Presented in association with OzAsia Festival in November is Michelle Law’s riotous comedy Single Asian Female, originally scheduled for 2020. In this new SA production starring Juanita Navas-Nguyen (Who’s Afraid of Virginia Woolf?, Eureka Day) under the direction of Nescha Jelk (Euphoria, Jasper Jones), Law’s story of love, family and karaoke is set to end the year with a big belly laugh – and a hit song or three.
The season also marks the continuation of the Stateside program, which offers production, marketing and administrative support to two small to medium theatre companies.
In June, feminist theatre-makers The Rabble present Yes – an investigation into the dynamics of power, consent, knowledge and truth. A co-commission of Vitalstatistix, RISING and Arts House, the new work is set within an ever-changing physical space in which the audience watches two performers answer hundreds of questions.
In September, Kinetik Collective presents David Finnigan’s Kill Climate Deniers, described as part action movie spoof, part political satire and part rave party wrapped up in a piece of documentary theatre.
Playing at Slingsby’s Hall of Possibilities in September, it’s the debut work from the new theatre collective, co-founded by Clara Solly-Slade (inaugural recipient of the Helpmann Academy Emerging Director Fellowship) and designer Bianka Kennedy.
Butel says the season will showcase writers at the peak of their craft, powerhouse actors in meaty roles, and directors and designers with grand new visions.
“Divergent and unique as the works are, all of them celebrate fortitude, resilience and a quest for a better and more sustainable world – and they’ll all dazzle as they do that,” he says. “We couldn’t be more excited for what lies in store inside our theatres in 2022.”

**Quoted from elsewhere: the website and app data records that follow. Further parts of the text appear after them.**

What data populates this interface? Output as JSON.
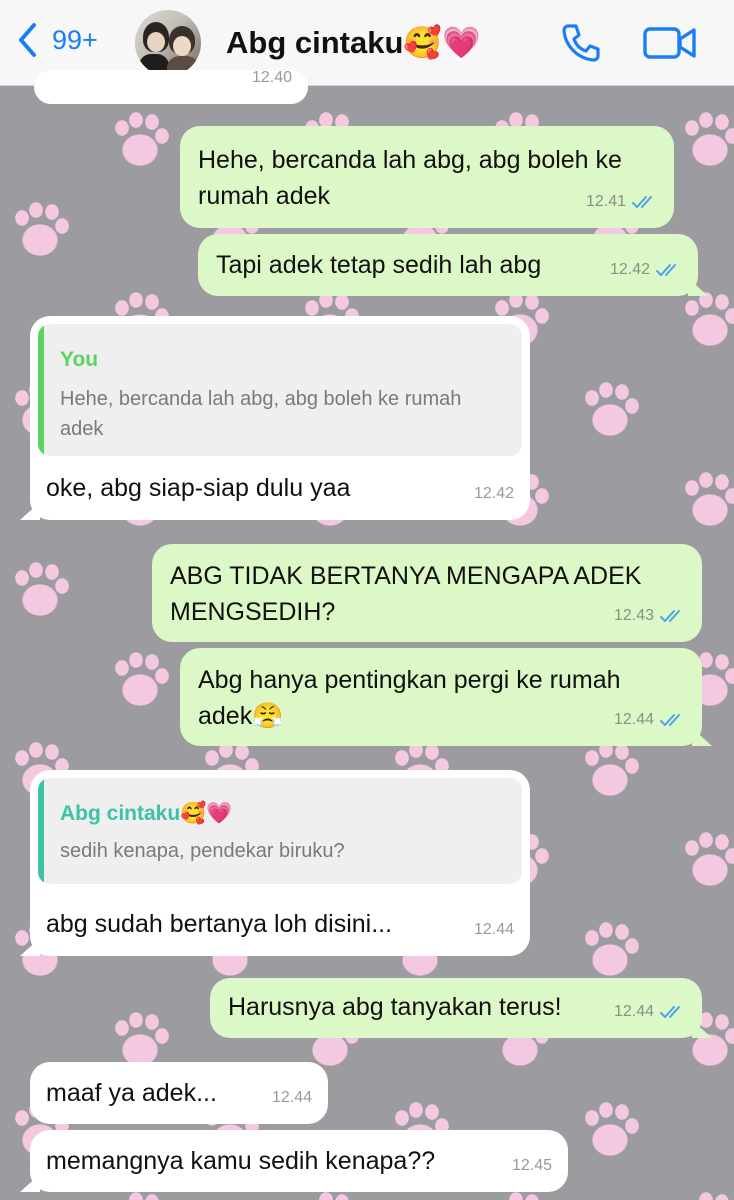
{
  "header": {
    "back_count": "99+",
    "contact_name": "Abg cintaku🥰💗"
  },
  "colors": {
    "accent": "#1a7ff5",
    "outgoing_bubble": "#dcf8c6",
    "incoming_bubble": "#ffffff",
    "read_ticks": "#4aa3f0",
    "quote_you": "#5bd35f",
    "quote_contact": "#3cc2a6",
    "wallpaper": "#9c9b9f",
    "paw": "#f4c8e0"
  },
  "messages": [
    {
      "id": "m0",
      "text": "",
      "time": "12.40"
    },
    {
      "id": "m1",
      "text_line1": "Hehe, bercanda lah abg, abg boleh ke",
      "text_line2": "rumah adek",
      "time": "12.41",
      "status_icon": "double-check-read"
    },
    {
      "id": "m2",
      "text": "Tapi adek tetap sedih lah abg",
      "time": "12.42",
      "status_icon": "double-check-read"
    },
    {
      "id": "m3",
      "quote_author": "You",
      "quote_line1": "Hehe, bercanda lah abg, abg boleh ke rumah",
      "quote_line2": "adek",
      "text": "oke, abg siap-siap dulu yaa",
      "time": "12.42"
    },
    {
      "id": "m4",
      "text_line1": "ABG TIDAK BERTANYA MENGAPA ADEK",
      "text_line2": "MENGSEDIH?",
      "time": "12.43",
      "status_icon": "double-check-read"
    },
    {
      "id": "m5",
      "text_line1": "Abg hanya pentingkan pergi ke rumah",
      "text_line2": "adek😤",
      "time": "12.44",
      "status_icon": "double-check-read"
    },
    {
      "id": "m6",
      "quote_author": "Abg cintaku🥰💗",
      "quote_line1": "sedih kenapa, pendekar biruku?",
      "text": "abg sudah bertanya loh disini...",
      "time": "12.44"
    },
    {
      "id": "m7",
      "text": "Harusnya abg tanyakan terus!",
      "time": "12.44",
      "status_icon": "double-check-read"
    },
    {
      "id": "m8",
      "text": "maaf ya adek...",
      "time": "12.44"
    },
    {
      "id": "m9",
      "text": "memangnya kamu sedih kenapa??",
      "time": "12.45"
    }
  ]
}
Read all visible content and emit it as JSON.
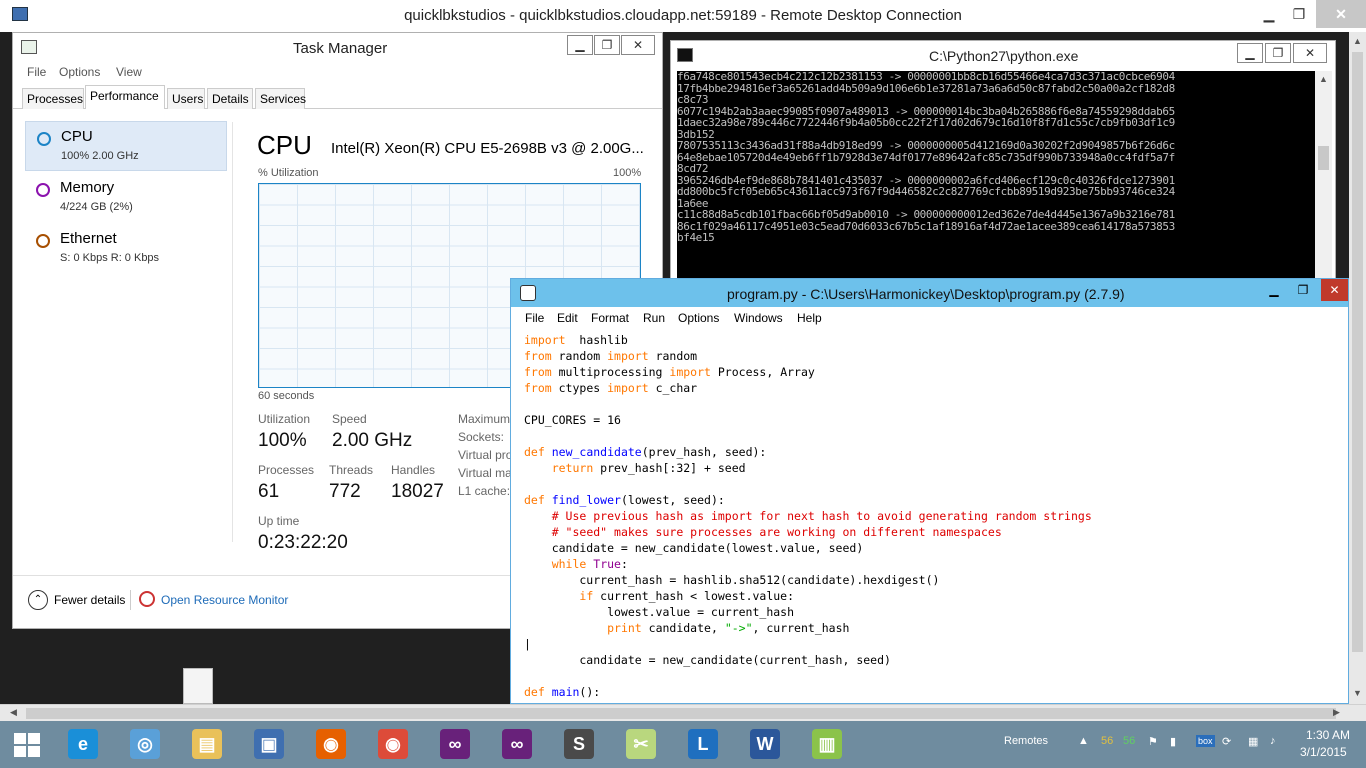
{
  "rdp": {
    "title": "quicklbkstudios - quicklbkstudios.cloudapp.net:59189 - Remote Desktop Connection",
    "min": "▁",
    "max": "❐",
    "close": "✕"
  },
  "task_manager": {
    "title": "Task Manager",
    "menu": [
      "File",
      "Options",
      "View"
    ],
    "tabs": [
      "Processes",
      "Performance",
      "Users",
      "Details",
      "Services"
    ],
    "active_tab": "Performance",
    "resources": [
      {
        "name": "CPU",
        "sub": "100%  2.00 GHz",
        "color": "#1c84c6"
      },
      {
        "name": "Memory",
        "sub": "4/224 GB (2%)",
        "color": "#8b12ae"
      },
      {
        "name": "Ethernet",
        "sub": "S: 0 Kbps  R: 0 Kbps",
        "color": "#a74f01"
      }
    ],
    "cpu_heading": "CPU",
    "cpu_model": "Intel(R) Xeon(R) CPU E5-2698B v3 @ 2.00G...",
    "util_label": "% Utilization",
    "util_max": "100%",
    "time_span": "60 seconds",
    "stats": {
      "utilization_label": "Utilization",
      "utilization": "100%",
      "speed_label": "Speed",
      "speed": "2.00 GHz",
      "processes_label": "Processes",
      "processes": "61",
      "threads_label": "Threads",
      "threads": "772",
      "handles_label": "Handles",
      "handles": "18027",
      "uptime_label": "Up time",
      "uptime": "0:23:22:20"
    },
    "right_labels": [
      "Maximum",
      "Sockets:",
      "Virtual pro",
      "Virtual ma",
      "L1 cache:"
    ],
    "fewer_details": "Fewer details",
    "open_monitor": "Open Resource Monitor"
  },
  "python": {
    "title": "C:\\Python27\\python.exe",
    "lines": [
      "f6a748ce801543ecb4c212c12b2381153 -> 00000001bb8cb16d55466e4ca7d3c371ac0cbce6904",
      "17fb4bbe294816ef3a65261add4b509a9d106e6b1e37281a73a6a6d50c87fabd2c50a00a2cf182d8",
      "c8c73",
      "6077c194b2ab3aaec99085f0907a489013 -> 000000014bc3ba04b265886f6e8a74559298ddab65",
      "1daec32a98e789c446c7722446f9b4a05b0cc22f2f17d02d679c16d10f8f7d1c55c7cb9fb03df1c9",
      "3db152",
      "7807535113c3436ad31f88a4db918ed99 -> 0000000005d412169d0a30202f2d9049857b6f26d6c",
      "64e8ebae105720d4e49eb6ff1b7928d3e74df0177e89642afc85c735df990b733948a0cc4fdf5a7f",
      "8cd72",
      "3965246db4ef9de868b7841401c435037 -> 0000000002a6fcd406ecf129c0c40326fdce1273901",
      "dd800bc5fcf05eb65c43611acc973f67f9d446582c2c827769cfcbb89519d923be75bb93746ce324",
      "1a6ee",
      "c11c88d8a5cdb101fbac66bf05d9ab0010 -> 000000000012ed362e7de4d445e1367a9b3216e781",
      "86c1f029a46117c4951e03c5ead70d6033c67b5c1af18916af4d72ae1acee389cea614178a573853",
      "bf4e15"
    ]
  },
  "idle": {
    "title": "program.py - C:\\Users\\Harmonickey\\Desktop\\program.py (2.7.9)",
    "menu": [
      "File",
      "Edit",
      "Format",
      "Run",
      "Options",
      "Windows",
      "Help"
    ],
    "code": [
      [
        [
          "kw",
          "import"
        ],
        [
          "",
          "  hashlib"
        ]
      ],
      [
        [
          "kw",
          "from"
        ],
        [
          "",
          " random "
        ],
        [
          "kw",
          "import"
        ],
        [
          "",
          " random"
        ]
      ],
      [
        [
          "kw",
          "from"
        ],
        [
          "",
          " multiprocessing "
        ],
        [
          "kw",
          "import"
        ],
        [
          "",
          " Process, Array"
        ]
      ],
      [
        [
          "kw",
          "from"
        ],
        [
          "",
          " ctypes "
        ],
        [
          "kw",
          "import"
        ],
        [
          "",
          " c_char"
        ]
      ],
      [],
      [
        [
          "",
          "CPU_CORES = 16"
        ]
      ],
      [],
      [
        [
          "kw",
          "def"
        ],
        [
          "",
          " "
        ],
        [
          "fn",
          "new_candidate"
        ],
        [
          "",
          "(prev_hash, seed):"
        ]
      ],
      [
        [
          "",
          "    "
        ],
        [
          "kw",
          "return"
        ],
        [
          "",
          " prev_hash[:32] + seed"
        ]
      ],
      [],
      [
        [
          "kw",
          "def"
        ],
        [
          "",
          " "
        ],
        [
          "fn",
          "find_lower"
        ],
        [
          "",
          "(lowest, seed):"
        ]
      ],
      [
        [
          "",
          "    "
        ],
        [
          "cm",
          "# Use previous hash as import for next hash to avoid generating random strings"
        ]
      ],
      [
        [
          "",
          "    "
        ],
        [
          "cm",
          "# \"seed\" makes sure processes are working on different namespaces"
        ]
      ],
      [
        [
          "",
          "    candidate = new_candidate(lowest.value, seed)"
        ]
      ],
      [
        [
          "",
          "    "
        ],
        [
          "kw",
          "while"
        ],
        [
          "",
          " "
        ],
        [
          "bi",
          "True"
        ],
        [
          "",
          ":"
        ]
      ],
      [
        [
          "",
          "        current_hash = hashlib.sha512(candidate).hexdigest()"
        ]
      ],
      [
        [
          "",
          "        "
        ],
        [
          "kw",
          "if"
        ],
        [
          "",
          " current_hash < lowest.value:"
        ]
      ],
      [
        [
          "",
          "            lowest.value = current_hash"
        ]
      ],
      [
        [
          "",
          "            "
        ],
        [
          "kw",
          "print"
        ],
        [
          "",
          " candidate, "
        ],
        [
          "st",
          "\"->\""
        ],
        [
          "",
          ", current_hash"
        ]
      ],
      [
        [
          "",
          "|"
        ]
      ],
      [
        [
          "",
          "        candidate = new_candidate(current_hash, seed)"
        ]
      ],
      [],
      [
        [
          "kw",
          "def"
        ],
        [
          "",
          " "
        ],
        [
          "fn",
          "main"
        ],
        [
          "",
          "():"
        ]
      ]
    ]
  },
  "taskbar": {
    "apps": [
      {
        "name": "ie-icon",
        "color": "#1a8fd8",
        "glyph": "e"
      },
      {
        "name": "safari-icon",
        "color": "#5aa0d8",
        "glyph": "◎"
      },
      {
        "name": "file-explorer-icon",
        "color": "#e9c15a",
        "glyph": "▤"
      },
      {
        "name": "remote-desktop-icon",
        "color": "#3f6fb0",
        "glyph": "▣"
      },
      {
        "name": "firefox-icon",
        "color": "#e66000",
        "glyph": "◉"
      },
      {
        "name": "chrome-icon",
        "color": "#dd4b39",
        "glyph": "◉"
      },
      {
        "name": "visual-studio-icon",
        "color": "#68217a",
        "glyph": "∞"
      },
      {
        "name": "visual-studio-2-icon",
        "color": "#68217a",
        "glyph": "∞"
      },
      {
        "name": "sublime-icon",
        "color": "#4a4a4a",
        "glyph": "S"
      },
      {
        "name": "snipping-icon",
        "color": "#b9d77e",
        "glyph": "✂"
      },
      {
        "name": "lync-icon",
        "color": "#1f6fbf",
        "glyph": "L"
      },
      {
        "name": "word-icon",
        "color": "#2b579a",
        "glyph": "W"
      },
      {
        "name": "task-manager-icon",
        "color": "#8bc34a",
        "glyph": "▥"
      }
    ],
    "remotes": "Remotes",
    "temp1": "56",
    "temp2": "56",
    "time": "1:30 AM",
    "date": "3/1/2015"
  }
}
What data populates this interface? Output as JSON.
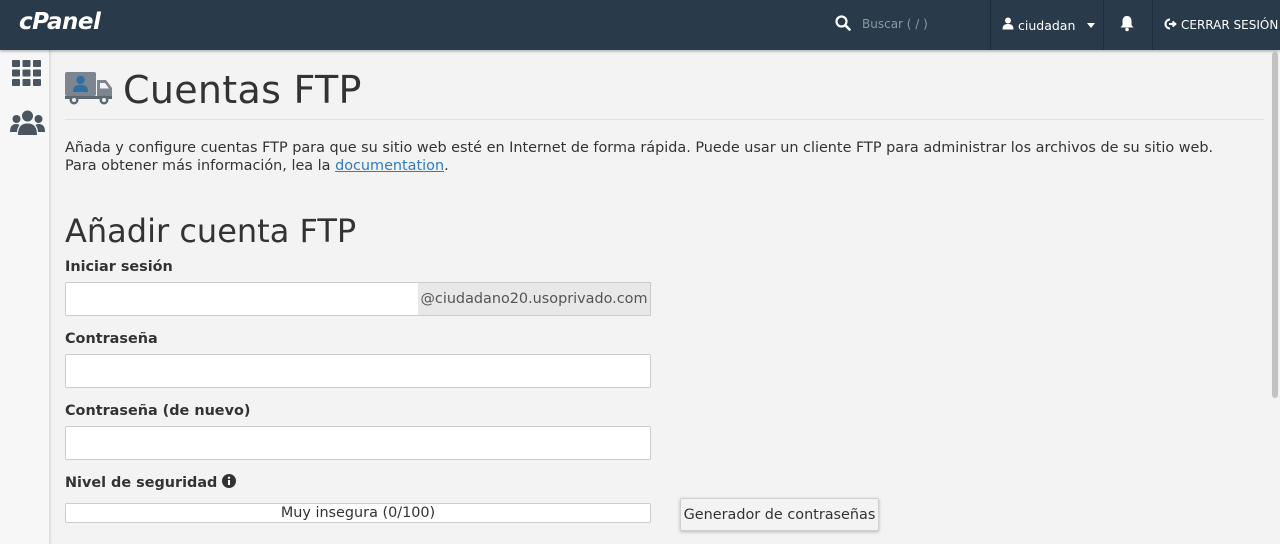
{
  "topbar": {
    "logo": "cPanel",
    "search_placeholder": "Buscar ( / )",
    "user_label": "ciudadan",
    "logout_label": "CERRAR SESIÓN",
    "bg_color": "#293a4a"
  },
  "sidebar": {
    "items": [
      {
        "icon": "grid-icon"
      },
      {
        "icon": "users-icon"
      }
    ]
  },
  "page": {
    "title": "Cuentas FTP",
    "description": "Añada y configure cuentas FTP para que su sitio web esté en Internet de forma rápida. Puede usar un cliente FTP para administrar los archivos de su sitio web. Para obtener más información, lea la ",
    "doc_link": "documentation",
    "description_end": "."
  },
  "form": {
    "section_title": "Añadir cuenta FTP",
    "login_label": "Iniciar sesión",
    "login_value": "",
    "domain_suffix": "@ciudadano20.usoprivado.com",
    "password_label": "Contraseña",
    "password_value": "",
    "password_again_label": "Contraseña (de nuevo)",
    "password_again_value": "",
    "strength_label": "Nivel de seguridad",
    "strength_text": "Muy insegura (0/100)",
    "strength_value": 0,
    "generator_button": "Generador de contraseñas"
  },
  "colors": {
    "link": "#2f7bbf",
    "page_bg": "#f3f3f3"
  }
}
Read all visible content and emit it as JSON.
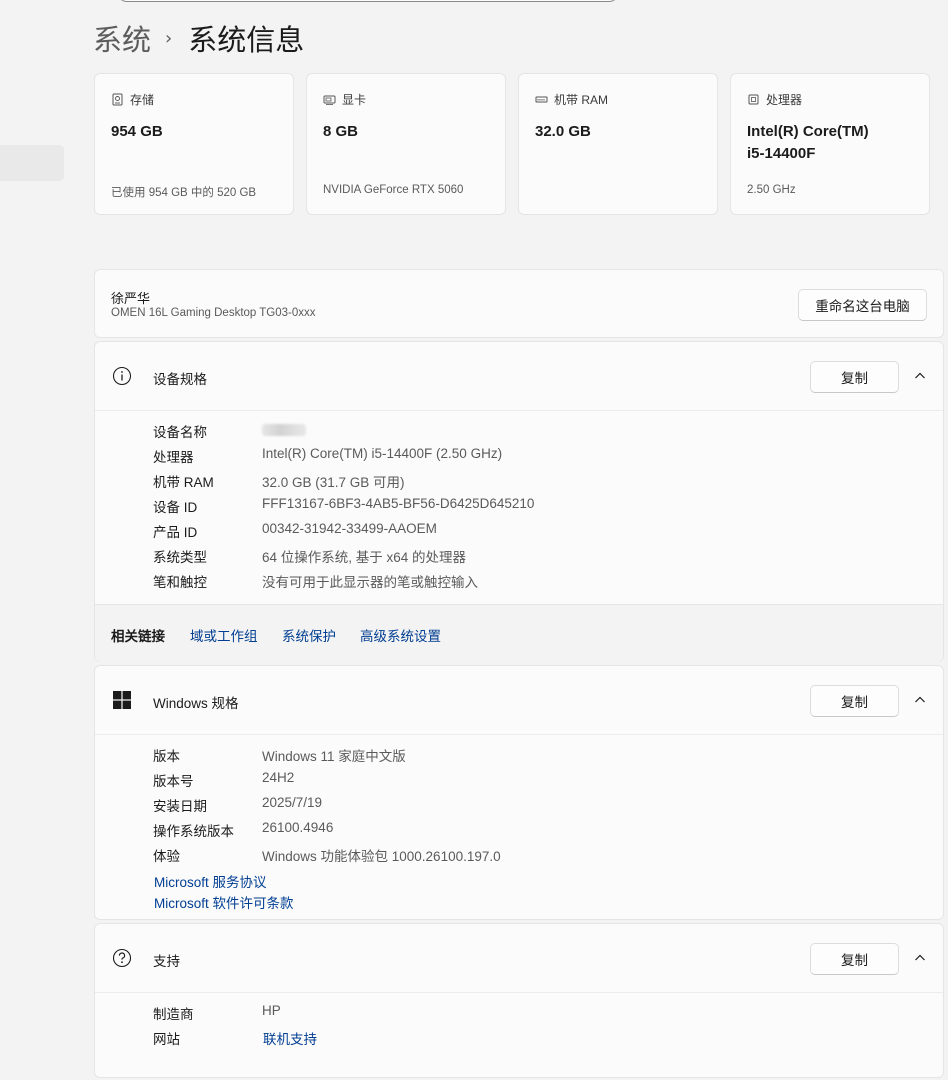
{
  "breadcrumb": {
    "parent": "系统",
    "separator": "›",
    "current": "系统信息"
  },
  "cards": [
    {
      "title": "存储",
      "value": "954 GB",
      "sub": "已使用 954 GB 中的 520 GB",
      "icon": "storage-icon"
    },
    {
      "title": "显卡",
      "value": "8 GB",
      "sub": "NVIDIA GeForce RTX 5060",
      "icon": "graphics-card-icon"
    },
    {
      "title": "机带 RAM",
      "value": "32.0 GB",
      "sub": "",
      "icon": "ram-icon"
    },
    {
      "title": "处理器",
      "value": "Intel(R) Core(TM) i5-14400F",
      "sub": "2.50 GHz",
      "icon": "processor-icon"
    }
  ],
  "pc": {
    "name": "徐严华",
    "model": "OMEN 16L Gaming Desktop TG03-0xxx",
    "rename_label": "重命名这台电脑"
  },
  "device_specs": {
    "title": "设备规格",
    "copy_label": "复制",
    "rows": [
      {
        "label": "设备名称",
        "value": ""
      },
      {
        "label": "处理器",
        "value": "Intel(R) Core(TM) i5-14400F (2.50 GHz)"
      },
      {
        "label": "机带 RAM",
        "value": "32.0 GB (31.7 GB 可用)"
      },
      {
        "label": "设备 ID",
        "value": "FFF13167-6BF3-4AB5-BF56-D6425D645210"
      },
      {
        "label": "产品 ID",
        "value": "00342-31942-33499-AAOEM"
      },
      {
        "label": "系统类型",
        "value": "64 位操作系统, 基于 x64 的处理器"
      },
      {
        "label": "笔和触控",
        "value": "没有可用于此显示器的笔或触控输入"
      }
    ]
  },
  "related": {
    "title": "相关链接",
    "links": [
      "域或工作组",
      "系统保护",
      "高级系统设置"
    ]
  },
  "windows_specs": {
    "title": "Windows 规格",
    "copy_label": "复制",
    "rows": [
      {
        "label": "版本",
        "value": "Windows 11 家庭中文版"
      },
      {
        "label": "版本号",
        "value": "24H2"
      },
      {
        "label": "安装日期",
        "value": "2025/7/19"
      },
      {
        "label": "操作系统版本",
        "value": "26100.4946"
      },
      {
        "label": "体验",
        "value": "Windows 功能体验包 1000.26100.197.0"
      }
    ],
    "links": [
      "Microsoft 服务协议",
      "Microsoft 软件许可条款"
    ]
  },
  "support": {
    "title": "支持",
    "copy_label": "复制",
    "rows": [
      {
        "label": "制造商",
        "value": "HP"
      },
      {
        "label": "网站",
        "value": "联机支持"
      }
    ]
  },
  "colors": {
    "link": "#003e92",
    "background": "#f3f3f3",
    "card": "#fbfbfb"
  }
}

Subscriptions to the 2022 season are now on sale. Single tickets on sale 6 December 2021. For more information, visit: www.statetheatrecompany.com.au for details.
Image: State Theatre Company South Australia’s 2022 season (supplied)